## Instructions for the task
Give the number of lines below that contain "data", with no other output.

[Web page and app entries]
++++

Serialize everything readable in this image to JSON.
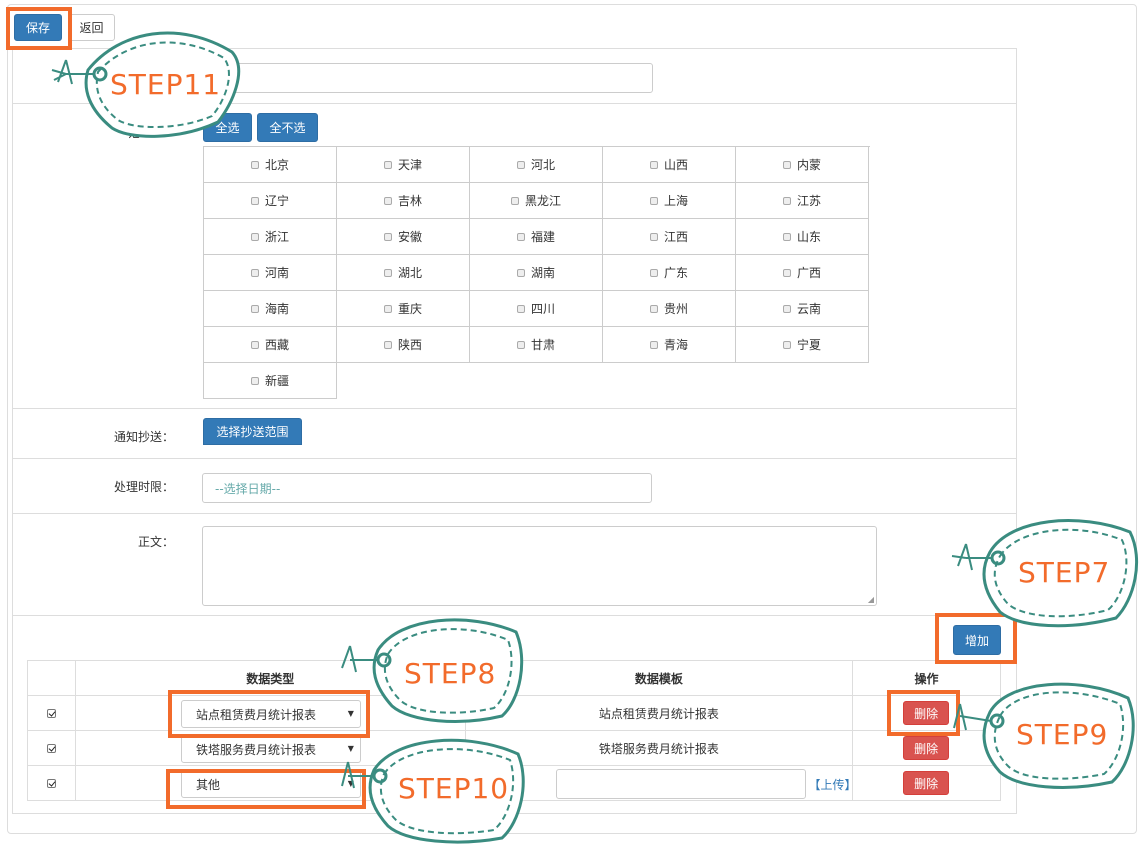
{
  "toolbar": {
    "save_label": "保存",
    "back_label": "返回"
  },
  "form": {
    "scope_label_partial": "范",
    "select_all_label": "全选",
    "select_none_label": "全不选",
    "provinces": [
      "北京",
      "天津",
      "河北",
      "山西",
      "内蒙",
      "辽宁",
      "吉林",
      "黑龙江",
      "上海",
      "江苏",
      "浙江",
      "安徽",
      "福建",
      "江西",
      "山东",
      "河南",
      "湖北",
      "湖南",
      "广东",
      "广西",
      "海南",
      "重庆",
      "四川",
      "贵州",
      "云南",
      "西藏",
      "陕西",
      "甘肃",
      "青海",
      "宁夏",
      "新疆"
    ],
    "cc_label": "通知抄送：",
    "cc_button": "选择抄送范围",
    "deadline_label": "处理时限：",
    "deadline_placeholder": "--选择日期--",
    "body_label": "正文："
  },
  "table": {
    "add_label": "增加",
    "headers": {
      "check": "",
      "type": "数据类型",
      "template": "数据模板",
      "action": "操作"
    },
    "rows": [
      {
        "checked": true,
        "type": "站点租赁费月统计报表",
        "template": "站点租赁费月统计报表",
        "delete": "删除"
      },
      {
        "checked": true,
        "type": "铁塔服务费月统计报表",
        "template": "铁塔服务费月统计报表",
        "delete": "删除"
      },
      {
        "checked": true,
        "type": "其他",
        "template": "",
        "upload": "【上传】",
        "delete": "删除"
      }
    ]
  },
  "annotations": {
    "step11": "STEP11",
    "step7": "STEP7",
    "step8": "STEP8",
    "step9": "STEP9",
    "step10": "STEP10",
    "highlight_color": "#f26b2b",
    "tag_color": "#3a8c80"
  }
}
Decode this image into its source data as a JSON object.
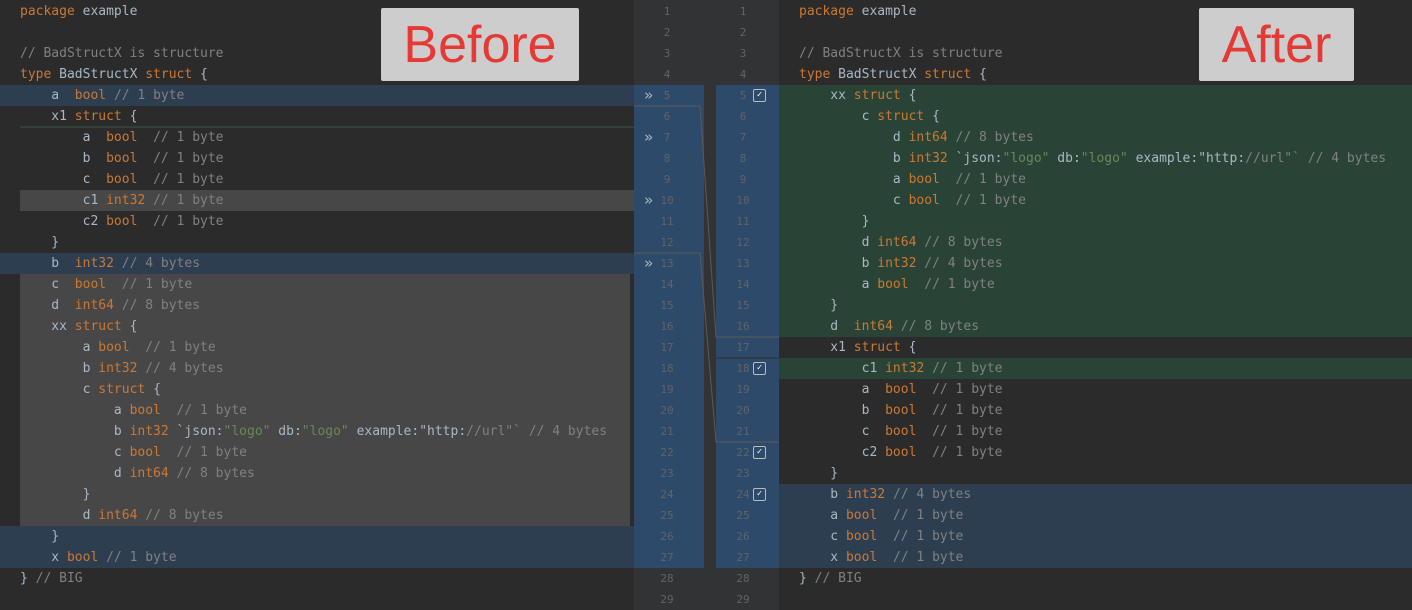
{
  "before_label": "Before",
  "after_label": "After",
  "left": {
    "lines": [
      {
        "t": "package example"
      },
      {
        "t": ""
      },
      {
        "t": "// BadStructX is structure"
      },
      {
        "t": "type BadStructX struct {"
      },
      {
        "t": "    a  bool // 1 byte"
      },
      {
        "t": "    x1 struct {"
      },
      {
        "t": "        a  bool  // 1 byte"
      },
      {
        "t": "        b  bool  // 1 byte"
      },
      {
        "t": "        c  bool  // 1 byte"
      },
      {
        "t": "        c1 int32 // 1 byte"
      },
      {
        "t": "        c2 bool  // 1 byte"
      },
      {
        "t": "    }"
      },
      {
        "t": "    b  int32 // 4 bytes"
      },
      {
        "t": "    c  bool  // 1 byte"
      },
      {
        "t": "    d  int64 // 8 bytes"
      },
      {
        "t": "    xx struct {"
      },
      {
        "t": "        a bool  // 1 byte"
      },
      {
        "t": "        b int32 // 4 bytes"
      },
      {
        "t": "        c struct {"
      },
      {
        "t": "            a bool  // 1 byte"
      },
      {
        "t": "            b int32 `json:\"logo\" db:\"logo\" example:\"http://url\"` // 4 bytes"
      },
      {
        "t": "            c bool  // 1 byte"
      },
      {
        "t": "            d int64 // 8 bytes"
      },
      {
        "t": "        }"
      },
      {
        "t": "        d int64 // 8 bytes"
      },
      {
        "t": "    }"
      },
      {
        "t": "    x bool // 1 byte"
      },
      {
        "t": "} // BIG"
      },
      {
        "t": ""
      }
    ]
  },
  "right": {
    "lines": [
      {
        "t": "package example"
      },
      {
        "t": ""
      },
      {
        "t": "// BadStructX is structure"
      },
      {
        "t": "type BadStructX struct {"
      },
      {
        "t": "    xx struct {"
      },
      {
        "t": "        c struct {"
      },
      {
        "t": "            d int64 // 8 bytes"
      },
      {
        "t": "            b int32 `json:\"logo\" db:\"logo\" example:\"http://url\"` // 4 bytes"
      },
      {
        "t": "            a bool  // 1 byte"
      },
      {
        "t": "            c bool  // 1 byte"
      },
      {
        "t": "        }"
      },
      {
        "t": "        d int64 // 8 bytes"
      },
      {
        "t": "        b int32 // 4 bytes"
      },
      {
        "t": "        a bool  // 1 byte"
      },
      {
        "t": "    }"
      },
      {
        "t": "    d  int64 // 8 bytes"
      },
      {
        "t": "    x1 struct {"
      },
      {
        "t": "        c1 int32 // 1 byte"
      },
      {
        "t": "        a  bool  // 1 byte"
      },
      {
        "t": "        b  bool  // 1 byte"
      },
      {
        "t": "        c  bool  // 1 byte"
      },
      {
        "t": "        c2 bool  // 1 byte"
      },
      {
        "t": "    }"
      },
      {
        "t": "    b int32 // 4 bytes"
      },
      {
        "t": "    a bool  // 1 byte"
      },
      {
        "t": "    c bool  // 1 byte"
      },
      {
        "t": "    x bool  // 1 byte"
      },
      {
        "t": "} // BIG"
      },
      {
        "t": ""
      }
    ]
  },
  "gutter": {
    "left_numbers": [
      "1",
      "2",
      "3",
      "4",
      "5",
      "6",
      "7",
      "8",
      "9",
      "10",
      "11",
      "12",
      "13",
      "14",
      "15",
      "16",
      "17",
      "18",
      "19",
      "20",
      "21",
      "22",
      "23",
      "24",
      "25",
      "26",
      "27",
      "28",
      "29"
    ],
    "right_numbers": [
      "1",
      "2",
      "3",
      "4",
      "5",
      "6",
      "7",
      "8",
      "9",
      "10",
      "11",
      "12",
      "13",
      "14",
      "15",
      "16",
      "17",
      "18",
      "19",
      "20",
      "21",
      "22",
      "23",
      "24",
      "25",
      "26",
      "27",
      "28",
      "29"
    ],
    "apply_icon": "double-chevron-right-icon",
    "accept_icon": "checkbox-icon"
  }
}
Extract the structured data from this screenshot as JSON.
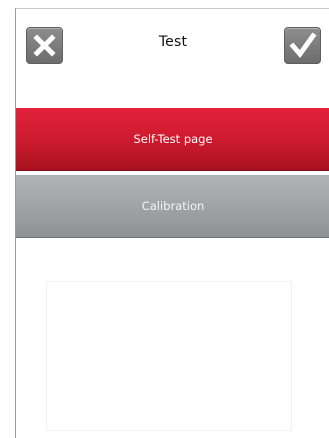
{
  "header": {
    "title": "Test",
    "cancel_icon": "close-icon",
    "confirm_icon": "checkmark-icon"
  },
  "menu": {
    "items": [
      {
        "label": "Self-Test page",
        "color": "#cb1a2e"
      },
      {
        "label": "Calibration",
        "color": "#9fa1a4"
      }
    ]
  }
}
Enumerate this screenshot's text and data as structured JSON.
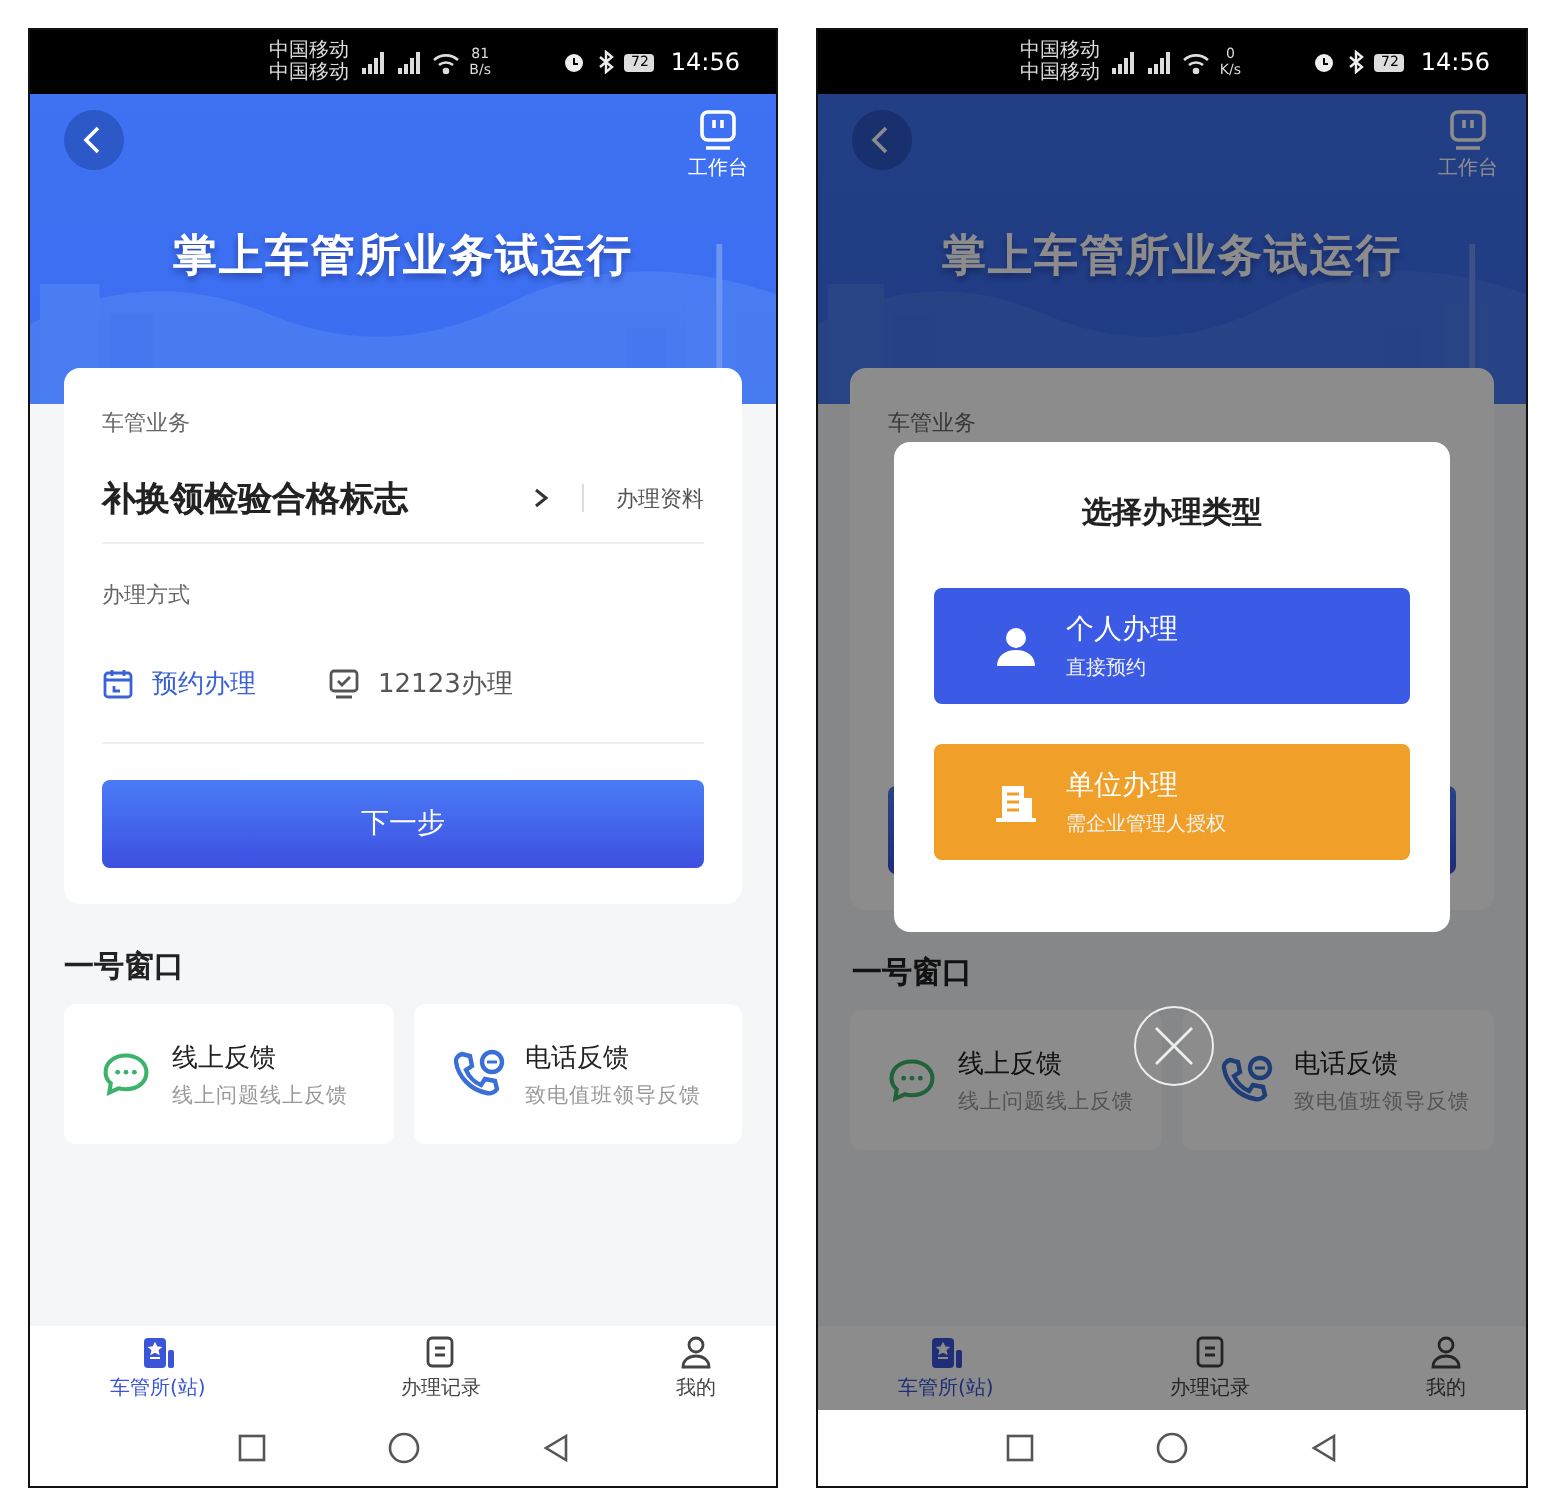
{
  "screens": [
    {
      "status_bar": {
        "carriers": [
          "中国移动",
          "中国移动"
        ],
        "speed_value": "81",
        "speed_unit": "B/s",
        "battery": "72",
        "time": "14:56"
      },
      "header": {
        "workbench_label": "工作台",
        "title": "掌上车管所业务试运行"
      },
      "business_card": {
        "label": "车管业务",
        "service": "补换领检验合格标志",
        "materials_link": "办理资料",
        "method_label": "办理方式",
        "methods": [
          {
            "kind": "appointment",
            "label": "预约办理",
            "selected": true
          },
          {
            "kind": "online",
            "label": "12123办理",
            "selected": false
          }
        ],
        "next_button": "下一步"
      },
      "section_title": "一号窗口",
      "feedback": [
        {
          "kind": "chat",
          "title": "线上反馈",
          "subtitle": "线上问题线上反馈"
        },
        {
          "kind": "phone",
          "title": "电话反馈",
          "subtitle": "致电值班领导反馈"
        }
      ],
      "tabs": [
        {
          "kind": "station",
          "label": "车管所(站)",
          "selected": true
        },
        {
          "kind": "records",
          "label": "办理记录",
          "selected": false
        },
        {
          "kind": "profile",
          "label": "我的",
          "selected": false
        }
      ]
    },
    {
      "status_bar": {
        "carriers": [
          "中国移动",
          "中国移动"
        ],
        "speed_value": "0",
        "speed_unit": "K/s",
        "battery": "72",
        "time": "14:56"
      },
      "header": {
        "workbench_label": "工作台",
        "title": "掌上车管所业务试运行"
      },
      "business_card": {
        "label": "车管业务"
      },
      "section_title": "一号窗口",
      "feedback": [
        {
          "kind": "chat",
          "title": "线上反馈",
          "subtitle": "线上问题线上反馈"
        },
        {
          "kind": "phone",
          "title": "电话反馈",
          "subtitle": "致电值班领导反馈"
        }
      ],
      "tabs": [
        {
          "kind": "station",
          "label": "车管所(站)",
          "selected": true
        },
        {
          "kind": "records",
          "label": "办理记录",
          "selected": false
        },
        {
          "kind": "profile",
          "label": "我的",
          "selected": false
        }
      ],
      "modal": {
        "title": "选择办理类型",
        "options": [
          {
            "kind": "person",
            "title": "个人办理",
            "subtitle": "直接预约",
            "color": "#3b5be6"
          },
          {
            "kind": "company",
            "title": "单位办理",
            "subtitle": "需企业管理人授权",
            "color": "#f0a028"
          }
        ]
      }
    }
  ]
}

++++

## Answer box
3